Shutterstock Keyword Trends
Shutterstock has just announced a new tool for microstock photographers (and illustrators and videographers of course). A tool that could potentially help us know what styles of imagery to create and when to create it.
The tool can be found in the Shutterstock Darkroom.
How it Works
The tool works by comparing the search column of up to 5 keyword terms or phrases. If you type in the keywords [woman] [women] [lady] and [female] you can see how these words compare to each other and how they perform over time. In this example you can see that the keyword woman receives a much larger search volume that the other keywords and seasonal variation isn’t extreme. It appears there is a spike around Valentines days and one in October for some reason which could just be due to low data before January 2011. Shutterstock has mentioned that the data before January 2011 is based on a sample of searches instead of ALL the search data so unusual spikes may occur, especially for low volume keywords.
On the left side of the graph, Shutterstock has displayed each users’ most searched for keywords as well as the most searched for keywords on the site, giving some suggestions of fun keyword searches to play around with.
In order to protect some of their information, actual search volume numbers aren’t displayed on the graph. The scale of the graph will dynamically adjust to the search terms entered. Enter two crummy terms and the graph will hit the top just the same as two hot searches. The tool is meant as a comparison tool – month compared to month or keyword compared to keyword.
You are also able to search for multiple keywords at the same time. A search for [healthy food] will return results for searches that contained both healthy and food and not just the phrase “healthy food”.
Shutterstock has expressed that their main intention with this tool is to give users an accurate picture of seasonal trends in search volume. With this information a user can shoot and upload at the correct times of the year. Looking at the example of [Mother] [Father] [Easter] [Halloween] [Valentine] it’s pretty clear you should have your Halloween images online by the beginning of August. Valentines shots should be uploaded in December, Mother’s day shots by February, Father’s day by February and Easter shots should be uploaded early January. I’ll leave the crazy Christmas spike as a surprise for you to discover yourself
Another fun use is seeing trending subjects due to general cultural popularity. Certain things are simply loosing popularity over time while others are gaining in popularity. Doing a search for [smartphone] returns a pretty obvious climb in popularity over the last year.
Suggestions for Improvement

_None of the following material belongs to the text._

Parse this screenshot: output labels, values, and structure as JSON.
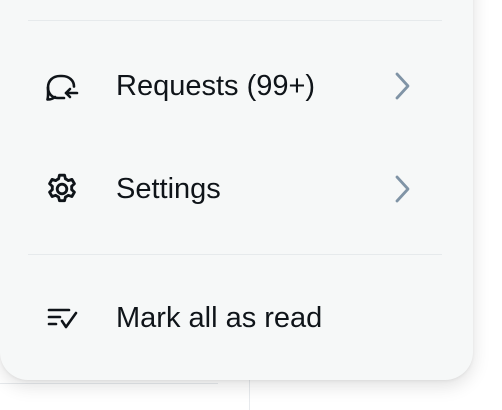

I’ve mentioned this to Shutterstock already, but I would like to see a list of trending topics. It would be great to see which search terms have the greatest change in search volume within the last two years, year, month, week etc. Otherwise I feel this is a really great tool and it is great to see Shutterstock is giving tools to the microstock artists helping them create relevant material. Two thumbs up! Is there any improvements you would like to see?